Thermal overload protection
The thermal overload protection automatically shuts off the MIG welder to protect it from damage. This mechanism kicks in when you have hit the % duty cycle, so the machine doesn’t overrun. It is also engaged if airflow is restricted, so the machine is protected from overheating.
Having a lightweight and portable MIG welder can be very handy if you don’t have a set location for your welder. If you need to weld on location portability and lightweight design are a must. However, if you have a workshop with a designated spot for your MIG welder than portability and weight are not so important, and you can go for a heavier, sturdier unit that can remain in place.
MIG welder accessories are important if you are buying your first MIG welder and don’t already have a range of accessories.
MIG welders should at least come with a torch, a number of fastening clamps, some wires to get you started and tools to help you clean your machine. There is of course a wide range of more specialist accessories you can get on top of this, but it is essential you invest in a good pair of gloves and eye protection before you start MIG welding.
A MIG welder should come with a warranty of at least 1 year. This gives you peace of mind that if anything goes wrong it will be repaired or replaced, but also reassures you that the supplier is confident in the effectiveness and quality of their product.
What is a MIG welder?
The technical name for MIG welding is “gas metal arc welding” but it is also often referred to as “wire welding”.
MIG welding is a process where a wire is fed through a welding gun and into a weld pool in order to join two materials together. A shielding gas is simultaneously channelled through the welding gun in order to protect the weld pool from atmospheric contamination.
What is a MIG welder used for?
MIG welders are used to weld thin or medium thick pieces of metal together. They are efficient and portable machines and create strong, good-looking welds. These welders are a particularly good choice when working outside, in windy conditions, on construction sites or when working with slightly dirty materials.
How to use a MIG welder?
MIG welders are great for beginners as they are multi-functional and capable of welding thin or medium-thick metals. MIG welding itself is also an easier type of welding to learn.
How does a MIG welder work?
A MIG welder works by having wire fed into a MIG gun at a speed programmed on a MIG welder. The MIG gun uses electricity to create heat and melt the wire to create the weld. While the weld is being created the welder channels a gas through the nozzle to create a gas microcosm. This protects the weld from the atmosphere’s gases and allows it to set cleanly, giving you a neat finish to your weld.
What gas does a MIG welder use?
The gas used in MIG welding is called a shielding gas and protects the weld from the atmosphere. In most cases for MIG welding this is carbon dioxide, either in its pure form or mixed with the inert gas argon.
Different mixes of these gases produce different welds. Pure carbon dioxide is the cheapest option. It provides a deep weld making it useful when working on thicker metals as it creates more heat.

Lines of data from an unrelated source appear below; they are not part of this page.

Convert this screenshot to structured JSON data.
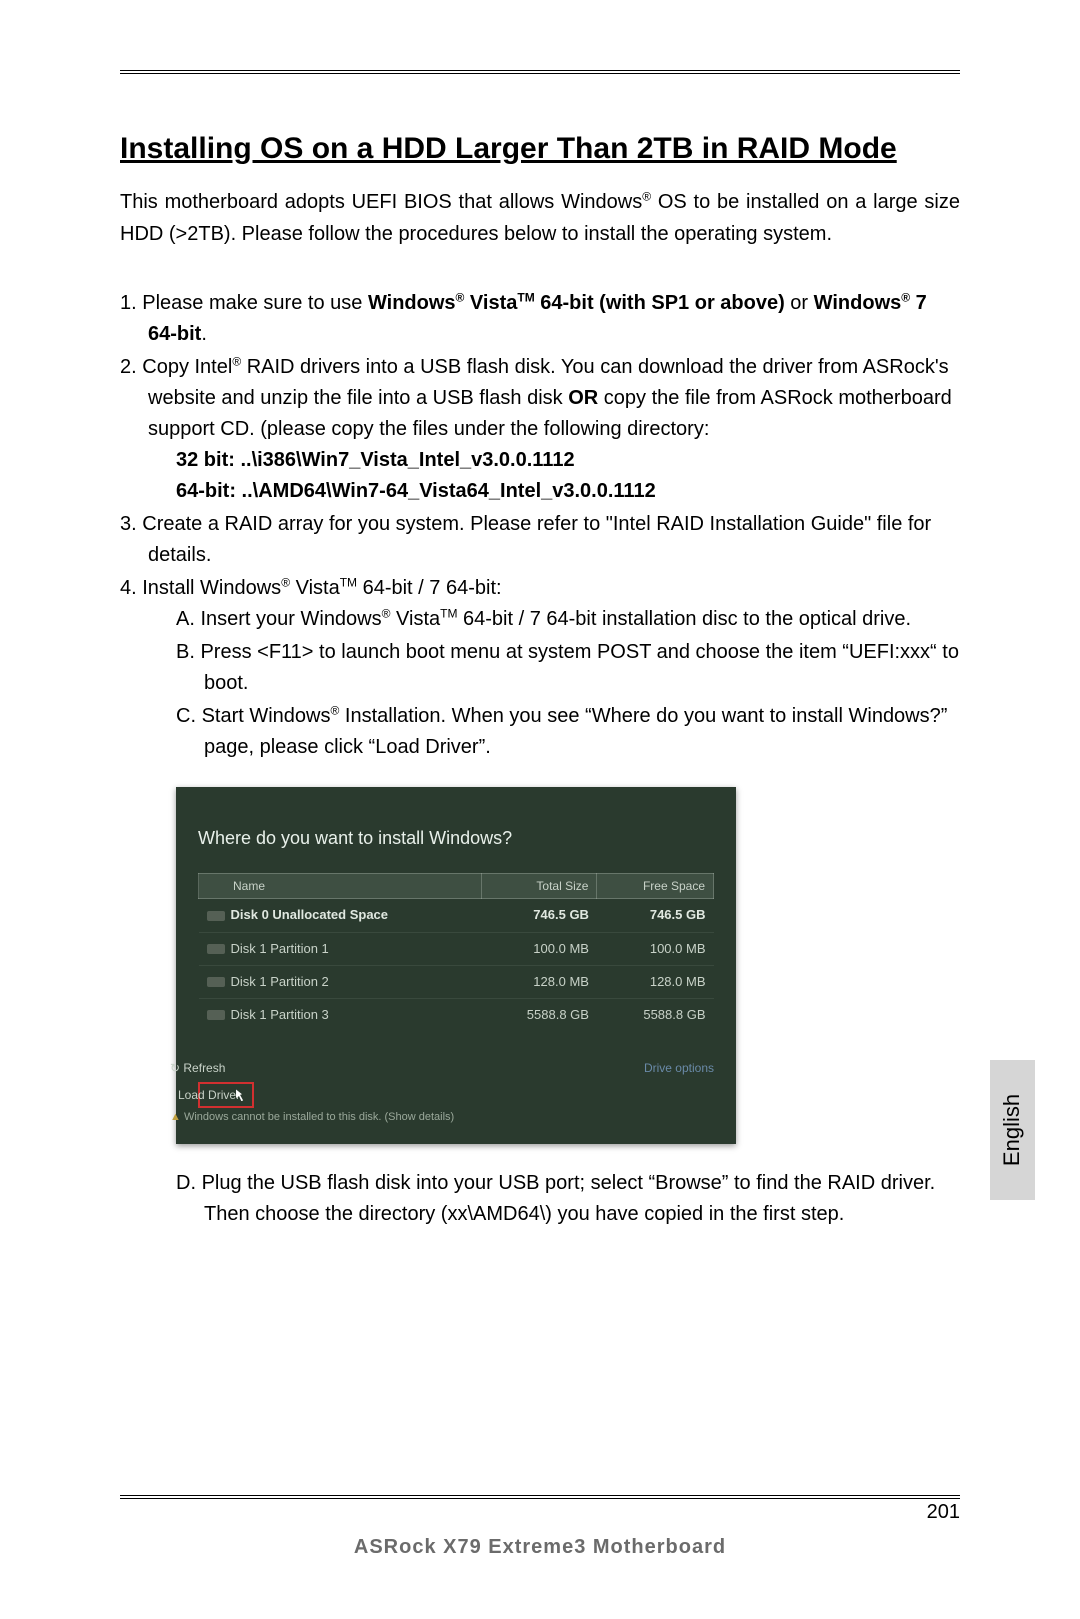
{
  "header": {
    "title": "Installing OS on a HDD Larger Than 2TB in RAID Mode"
  },
  "intro": {
    "pre": "This motherboard adopts UEFI BIOS that allows Windows",
    "sup1": "®",
    "post": " OS to be installed on a large size HDD (>2TB). Please follow the procedures below to install the operating system."
  },
  "steps": {
    "s1": {
      "num": "1. ",
      "t1": "Please make sure to use ",
      "b1a": "Windows",
      "b1sup": "®",
      "b1b": " Vista",
      "b1tm": "TM",
      "b1c": " 64-bit (with SP1 or above)",
      "t2": " or ",
      "b2a": "Windows",
      "b2sup": "®",
      "b2b": " 7 64-bit",
      "t3": "."
    },
    "s2": {
      "num": "2. ",
      "t1": "Copy Intel",
      "sup": "®",
      "t2": " RAID drivers into a USB flash disk. You can download the driver from ASRock's website and unzip the file into a USB flash disk ",
      "or": "OR",
      "t3": " copy the file from ASRock motherboard support CD. (please copy the files under the following directory:",
      "p32": "32 bit: ..\\i386\\Win7_Vista_Intel_v3.0.0.1112",
      "p64": "64-bit: ..\\AMD64\\Win7-64_Vista64_Intel_v3.0.0.1112"
    },
    "s3": {
      "num": "3. ",
      "text": "Create a RAID array for you system. Please refer to \"Intel RAID Installation Guide\" file for details."
    },
    "s4": {
      "num": "4. ",
      "t1": "Install Windows",
      "sup1": "®",
      "t2": " Vista",
      "tm": "TM",
      "t3": " 64-bit / 7 64-bit:",
      "a": {
        "num": "A. ",
        "t1": "Insert your Windows",
        "sup": "®",
        "t2": " Vista",
        "tm": "TM",
        "t3": " 64-bit / 7 64-bit installation disc to the optical drive."
      },
      "b": {
        "num": "B. ",
        "text": "Press <F11> to launch boot menu at system POST and choose the item “UEFI:xxx“ to boot."
      },
      "c": {
        "num": "C. ",
        "t1": "Start Windows",
        "sup": "®",
        "t2": " Installation. When you see “Where do you want to install Windows?” page, please click “Load Driver”."
      },
      "d": {
        "num": "D. ",
        "text": "Plug the USB flash disk into your USB port; select “Browse” to find the RAID driver. Then choose the directory (xx\\AMD64\\) you have copied in the first step."
      }
    }
  },
  "screenshot": {
    "question": "Where do you want to install Windows?",
    "cols": {
      "name": "Name",
      "total": "Total Size",
      "free": "Free Space"
    },
    "rows": [
      {
        "name": "Disk 0 Unallocated Space",
        "total": "746.5 GB",
        "free": "746.5 GB"
      },
      {
        "name": "Disk 1 Partition 1",
        "total": "100.0 MB",
        "free": "100.0 MB"
      },
      {
        "name": "Disk 1 Partition 2",
        "total": "128.0 MB",
        "free": "128.0 MB"
      },
      {
        "name": "Disk 1 Partition 3",
        "total": "5588.8 GB",
        "free": "5588.8 GB"
      }
    ],
    "refresh": "Refresh",
    "load_driver": "Load Driver",
    "drive_options": "Drive options",
    "warning": "Windows cannot be installed to this disk. (Show details)"
  },
  "side_tab": "English",
  "page_number": "201",
  "footer": "ASRock  X79  Extreme3  Motherboard"
}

However more commonly a mix of 75-95% carbon dioxide and 25-5% argon is used. This produces a more stable weld and reduces the amount of splatter, in turn creating a cleaner and better-looking weld.
When working with stainless steel, helium is often used. In this case a ratio of 25-75% helium to argon can be used.
There are also other gases and ratios that can be used with specific metals. Double check what gas is most suitable for your project to ensure you get the best results.
What can you weld with a MIG welder?
MIG welding can be used on a wide range of metals. It can also be used to join different metal thickness together. Common metals that are suitable for MIG welding include carbon steel, stainless steel, aluminium, magnesium, copper, nickel and many other alloy metals.
The only constraint with MIG welding is the thickness of the metal – MIG welders are not able to handle thick metal pieces.